The time my son overcame what he was going through when he was younger and started taking the right path; that gave me a lot of satisfaction because it took a heavy load off me. If he had continued, perhaps, I would have died; so, it gave me satisfaction. My daughter is doing great as well and we are praying that she clears her papers and heads to the university.
What advice would you give to children without fathers?
The Bible says that Jesus is the father to the fatherless. The role of the father in a home is very important. Take his role out of the home and there would be problems. If a woman decides to be a single parent, you would see it in the child unless the grace of God is granted to that woman. The child is going to be seriously affected by the absence of the father. I advise those without father figures to be close to God. Every other thing will fall in place.
There must be somebody in the home that the child fears just as a Christian fears God. Naturally, a mother will want to pamper a child if she remembers the pains of childbirth but a father will be more firm.
What do you think is responsible for parental failure?
Pressure! That is the first thing. The economic pressure is much now. I grew up in Lagos (though, I was not born in Lagos). The social vices were not (as much) as we have now and then, parents were close to their children. If the father went to work, the mother would be around. These days, the father is working either in the bank where he is doing a lot and the mother is working somewhere else and there is no room for them to go out.
The economic pressure is affecting homes and survival is what the parents are looking for now. The second thing is that our schools now– especially public schools – are not the same as the missionary schools somebody like me attended.
What precious gift have you given your wife to appreciate her?
I am an archaic man and my wife is always quarrelling with me. I even find it difficult to say ‘I love you’, but I know from the bottom of my heart that I love her. Well, I can’t say there is any particular thing but if God gives to me, I give. Whatever I am doing at all in this world, I put my family first. I want my family to have the best of comfort.
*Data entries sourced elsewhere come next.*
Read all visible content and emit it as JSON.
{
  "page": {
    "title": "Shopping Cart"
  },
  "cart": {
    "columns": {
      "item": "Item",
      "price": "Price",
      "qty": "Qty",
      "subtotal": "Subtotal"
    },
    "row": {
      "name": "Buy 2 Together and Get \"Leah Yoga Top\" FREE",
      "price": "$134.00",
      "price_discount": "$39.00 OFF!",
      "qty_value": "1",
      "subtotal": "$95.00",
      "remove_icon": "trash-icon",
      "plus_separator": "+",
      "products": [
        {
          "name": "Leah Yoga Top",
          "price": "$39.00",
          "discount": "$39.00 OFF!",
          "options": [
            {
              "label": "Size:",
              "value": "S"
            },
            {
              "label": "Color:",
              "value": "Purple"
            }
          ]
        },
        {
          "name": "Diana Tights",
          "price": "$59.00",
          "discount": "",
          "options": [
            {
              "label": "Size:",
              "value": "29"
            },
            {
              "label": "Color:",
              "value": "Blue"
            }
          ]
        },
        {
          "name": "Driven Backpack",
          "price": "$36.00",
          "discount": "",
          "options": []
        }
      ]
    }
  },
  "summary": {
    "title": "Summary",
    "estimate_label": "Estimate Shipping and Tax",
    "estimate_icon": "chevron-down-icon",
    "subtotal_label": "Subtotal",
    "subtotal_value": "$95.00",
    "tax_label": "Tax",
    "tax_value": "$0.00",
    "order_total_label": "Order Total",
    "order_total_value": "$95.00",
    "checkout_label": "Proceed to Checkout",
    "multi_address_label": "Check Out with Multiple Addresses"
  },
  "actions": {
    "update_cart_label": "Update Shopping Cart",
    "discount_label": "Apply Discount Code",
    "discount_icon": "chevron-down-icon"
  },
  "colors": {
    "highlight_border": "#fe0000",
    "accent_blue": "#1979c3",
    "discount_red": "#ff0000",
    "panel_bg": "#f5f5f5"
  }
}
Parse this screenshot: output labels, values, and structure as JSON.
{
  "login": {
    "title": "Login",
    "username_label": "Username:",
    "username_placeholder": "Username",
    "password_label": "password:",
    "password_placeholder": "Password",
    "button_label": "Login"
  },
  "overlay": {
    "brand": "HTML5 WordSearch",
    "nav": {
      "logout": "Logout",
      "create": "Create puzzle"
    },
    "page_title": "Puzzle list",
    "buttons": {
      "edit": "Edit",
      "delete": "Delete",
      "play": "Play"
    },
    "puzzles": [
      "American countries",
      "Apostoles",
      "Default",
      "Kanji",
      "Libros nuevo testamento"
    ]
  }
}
That is my number one priority.
What is your advice to would-be fathers?
Number one is that there is no sin if you do not marry. You have not committed a sin if you have not married. You only commit a sin when you cannot discipline yourself. There is no point bringing a child to the world when you know that you would not be able to take care of that child. It is a responsibility that God has given to fathers. If you know that you would not be able to train your child properly, forget about it. You can marry and decide not to have children. That’s good. There is no problem or sin but it would be very sinful to bring a child to the world and you do not nurture that child. No matter what you think you have in this present dispensation, if you do not give education to your child, you have made life miserable for that child. This is because there is a limit to where you can reach in the world today without formal education. There is no limit to what you can do and where you can reach when you have a very good education. Then, you must be able to be close to your children.
Stay updated with the latest Nigerian news from Information Nigeria